Moreover, many EU countries are central to the global trade in mercenary spyware. Cyprus and Bulgaria are export hubs. Prague hosted the largest spyware vendors gathering ISS World (also dubbed “The wiretappers ball”). Spyware manufacturers and vendors are established in several member states (Italy, France, Austria), some with opaque connections to non EU countries like Russia. Ireland and Luxemburg are the preferred locations for the fiscal and banking side of business. Spyware vendors based in the EU benefit from the internal market, free movement, and the reputation of respectability and reliability of the EU.
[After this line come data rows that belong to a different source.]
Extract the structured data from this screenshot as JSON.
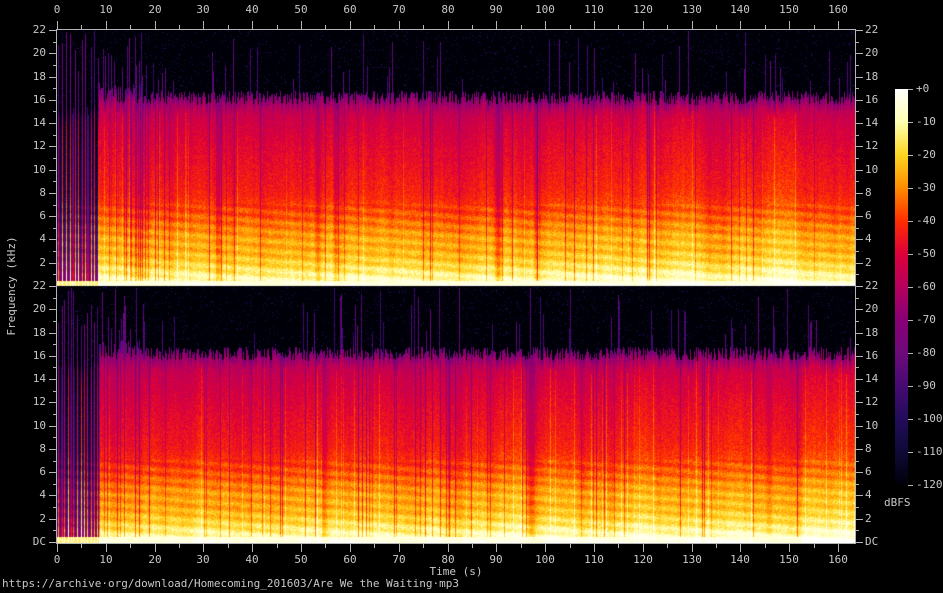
{
  "chart_data": {
    "type": "heatmap",
    "subtype": "stereo-audio-spectrogram",
    "title": "",
    "xlabel": "Time (s)",
    "ylabel": "Frequency (kHz)",
    "channels": 2,
    "x_tick_labels": [
      "0",
      "10",
      "20",
      "30",
      "40",
      "50",
      "60",
      "70",
      "80",
      "90",
      "100",
      "110",
      "120",
      "130",
      "140",
      "150",
      "160"
    ],
    "x_tick_values": [
      0,
      10,
      20,
      30,
      40,
      50,
      60,
      70,
      80,
      90,
      100,
      110,
      120,
      130,
      140,
      150,
      160
    ],
    "x_minor_step_s": 5,
    "x_range_s": [
      0,
      163.5
    ],
    "freq_tick_labels": [
      "22",
      "20",
      "18",
      "16",
      "14",
      "12",
      "10",
      "8",
      "6",
      "4",
      "2"
    ],
    "freq_tick_values_khz": [
      22,
      20,
      18,
      16,
      14,
      12,
      10,
      8,
      6,
      4,
      2
    ],
    "freq_minor_step_khz": 1,
    "dc_label": "DC",
    "freq_range_khz": [
      0,
      22
    ],
    "colorbar": {
      "label": "dBFS",
      "tick_labels": [
        "+0",
        "-10",
        "-20",
        "-30",
        "-40",
        "-50",
        "-60",
        "-70",
        "-80",
        "-90",
        "-100",
        "-110",
        "-120"
      ],
      "tick_values_db": [
        0,
        -10,
        -20,
        -30,
        -40,
        -50,
        -60,
        -70,
        -80,
        -90,
        -100,
        -110,
        -120
      ],
      "range_db": [
        0,
        -120
      ],
      "gradient_stops": [
        "#ffffff",
        "#ffffb2",
        "#ffd520",
        "#ff8c00",
        "#ff2d00",
        "#dd003a",
        "#b5005e",
        "#870076",
        "#6e0a7b",
        "#460a73",
        "#230c5a",
        "#0e0a37",
        "#000008"
      ]
    },
    "band_profile_khz_db": [
      [
        0,
        -2
      ],
      [
        0.3,
        -7
      ],
      [
        1,
        -13
      ],
      [
        2,
        -20
      ],
      [
        3,
        -25
      ],
      [
        4,
        -26
      ],
      [
        5,
        -31
      ],
      [
        6,
        -36
      ],
      [
        8,
        -43
      ],
      [
        10,
        -46
      ],
      [
        12,
        -49
      ],
      [
        14,
        -53
      ],
      [
        15,
        -56
      ],
      [
        15.9,
        -61
      ],
      [
        16.3,
        -66
      ]
    ],
    "lowpass_cutoff_khz": 16.2,
    "intro_end_s": 8.4,
    "buildup_end_s": 17.5
  },
  "footer": {
    "url": "https://archive·org/download/Homecoming_201603/Are We the Waiting·mp3"
  },
  "colors": {
    "background": "#000000",
    "axis": "#b4b4b4",
    "text": "#c8c8c8"
  }
}
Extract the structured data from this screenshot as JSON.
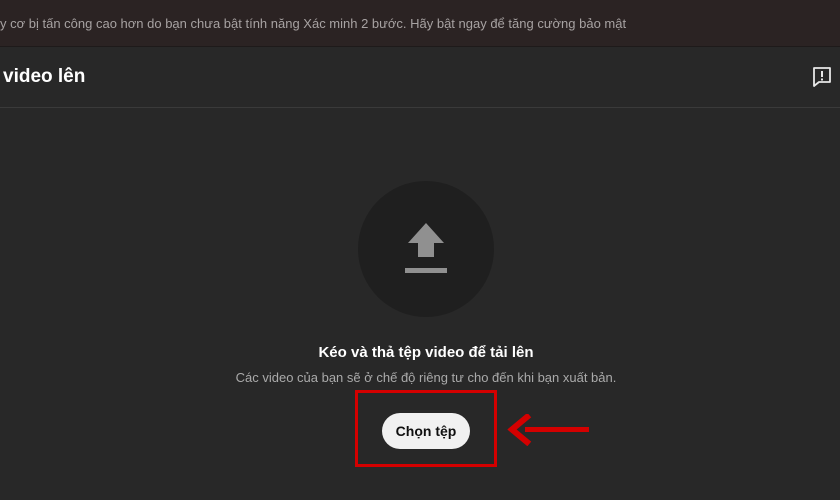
{
  "banner": {
    "message": "y cơ bị tấn công cao hơn do bạn chưa bật tính năng Xác minh 2 bước. Hãy bật ngay để tăng cường bảo mật"
  },
  "dialog": {
    "title": "video lên",
    "feedback_icon": "feedback-icon"
  },
  "upload": {
    "icon": "upload-icon",
    "title": "Kéo và thả tệp video để tải lên",
    "subtitle": "Các video của bạn sẽ ở chế độ riêng tư cho đến khi bạn xuất bản.",
    "button_label": "Chọn tệp"
  },
  "colors": {
    "background": "#282828",
    "banner_background": "#2b2323",
    "circle": "#1f1f1f",
    "icon": "#909090",
    "button": "#f1f1f1",
    "annotation_red": "#d40000"
  }
}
The use of mercenary spyware within the EU is a profoundly European issue for other reasons as well. It affects directly the main EU institutions, and thus risks compromising the democratic decision making process. Several members of the European Parliament were targeted directly, and the “by-catch” consists of all their contacts in the European Parliament and beyond. Members and officials of the European Commission have also been targeted with spyware. And many of the likely perpetrators (and a few targets) are members of the Council and the European Council.

If the use of spyware has influenced the outcome of national elections, it means even the composition of the Council is impacted. In addition, EU law is affected, not least the General Data protection Regulation, but also the Charter of Fundamental Rights, the e-Privacy Directive, the Dual Use Regulation on exports, as well as rules on cybercrime, corruption and extortion, and more.
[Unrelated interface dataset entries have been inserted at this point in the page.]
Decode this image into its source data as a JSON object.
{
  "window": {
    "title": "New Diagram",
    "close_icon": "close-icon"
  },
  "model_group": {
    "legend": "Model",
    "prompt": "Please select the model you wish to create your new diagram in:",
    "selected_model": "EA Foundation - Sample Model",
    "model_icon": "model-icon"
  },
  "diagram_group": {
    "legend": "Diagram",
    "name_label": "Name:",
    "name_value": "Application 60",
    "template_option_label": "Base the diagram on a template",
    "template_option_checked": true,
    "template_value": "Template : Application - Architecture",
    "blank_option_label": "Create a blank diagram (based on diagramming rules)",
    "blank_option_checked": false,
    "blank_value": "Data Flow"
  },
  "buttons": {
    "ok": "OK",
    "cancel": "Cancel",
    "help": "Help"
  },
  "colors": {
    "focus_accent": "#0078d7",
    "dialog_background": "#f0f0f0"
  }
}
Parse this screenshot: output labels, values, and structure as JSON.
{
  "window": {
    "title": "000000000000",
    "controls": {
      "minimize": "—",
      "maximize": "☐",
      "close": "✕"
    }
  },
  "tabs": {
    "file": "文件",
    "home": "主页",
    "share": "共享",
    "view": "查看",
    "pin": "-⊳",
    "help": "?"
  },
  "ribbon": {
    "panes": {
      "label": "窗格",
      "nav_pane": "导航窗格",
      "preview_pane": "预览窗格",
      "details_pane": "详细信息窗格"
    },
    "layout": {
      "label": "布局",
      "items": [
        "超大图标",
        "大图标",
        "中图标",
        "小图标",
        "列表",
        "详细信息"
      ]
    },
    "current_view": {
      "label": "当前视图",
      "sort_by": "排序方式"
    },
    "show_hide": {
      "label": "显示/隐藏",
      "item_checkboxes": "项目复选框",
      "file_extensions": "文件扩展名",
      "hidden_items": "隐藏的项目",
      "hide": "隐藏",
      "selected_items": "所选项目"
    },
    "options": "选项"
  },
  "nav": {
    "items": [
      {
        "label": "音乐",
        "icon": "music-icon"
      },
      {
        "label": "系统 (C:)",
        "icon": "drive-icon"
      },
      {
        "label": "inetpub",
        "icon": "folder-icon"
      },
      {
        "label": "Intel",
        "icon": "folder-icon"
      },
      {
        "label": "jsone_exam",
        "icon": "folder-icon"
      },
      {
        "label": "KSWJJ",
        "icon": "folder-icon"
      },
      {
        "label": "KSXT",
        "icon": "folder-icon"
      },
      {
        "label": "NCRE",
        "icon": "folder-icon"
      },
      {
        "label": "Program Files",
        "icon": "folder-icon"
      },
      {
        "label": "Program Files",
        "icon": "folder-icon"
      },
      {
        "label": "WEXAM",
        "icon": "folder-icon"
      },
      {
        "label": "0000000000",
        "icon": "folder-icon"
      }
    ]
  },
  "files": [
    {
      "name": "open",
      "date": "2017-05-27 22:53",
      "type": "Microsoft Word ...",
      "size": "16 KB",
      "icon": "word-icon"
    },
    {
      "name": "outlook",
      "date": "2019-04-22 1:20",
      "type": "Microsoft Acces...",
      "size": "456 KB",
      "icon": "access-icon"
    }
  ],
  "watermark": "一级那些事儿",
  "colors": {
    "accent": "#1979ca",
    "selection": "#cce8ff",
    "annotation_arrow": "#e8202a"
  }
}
Does this sound like far-fetched fiction that even Orwell would have dismissed as too implausible a plot? That may be because most Europeans only have the keyhole perspective of the national media. It is perceived mostly as a national political scandal. But the narrow prism of national politics prevents a proper understanding of the dimensions and impact of this truly European Watergate scandal.

When the US found that Pegasus had been used against US citizens, they were not amused and they took swift and determined action. The NSO Group was blacklisted, the FBI started an investigation and a legal ban on commercial spyware is in the pipeline. In several EU member states parliamentary or judicial inquiries have been launched (though they are generally being stonewalled by the governments).

Meanwhile, tech giants like Apple and Microsoft have launched legal challenges against spyware manufacturers, and victims are suing as well. The European Parliament has set up the PEGA inquiry committee. In stark contrast to all this activity, there is a deafening silence from the European Council of government leaders, and the European Commission is desperately trying to downplay the whole thing, whereas Europol has so far failed to act and claims this is a national responsibility.

This shows the Achilles heel of the European Union: its intergovernmental institutional architecture is totally not designed for this kind of situation. Whereas the US was able to tackle the Watergate scandal within its federal structures, the EU lacks the powers to investigate or prosecute or indeed impose rules and standards. And national governments like to keep it that way. They deliberately keep Europe weak and powerless. In the European Parliament there are calls for strict regulation of the use of spyware. However, the other EU legislator, the Council, is made up of representatives of the national governments. It is not very likely they will be very keen to impose European rules on themselves.

And yet it is essential that they do. Europe is no less immune to authoritarian or kleptocratic tendencies than any other part of the world. Under pressure of various crises, European integration has accelerated and Europe is rapidly evolving as a geopolitical power, taking decisions on our security, health, heating and eating, livelihood and survival of the planet. These are fundamentally political, not technocratic issues. Europe as a political union needs very solid democratic foundations, or it will disintegrate. The spyware scandal is an attack on European democracy, not a mere national issue.

This is our Watergate moment.


Footnotes

  1. Text of the mandate of PEGA[]

See also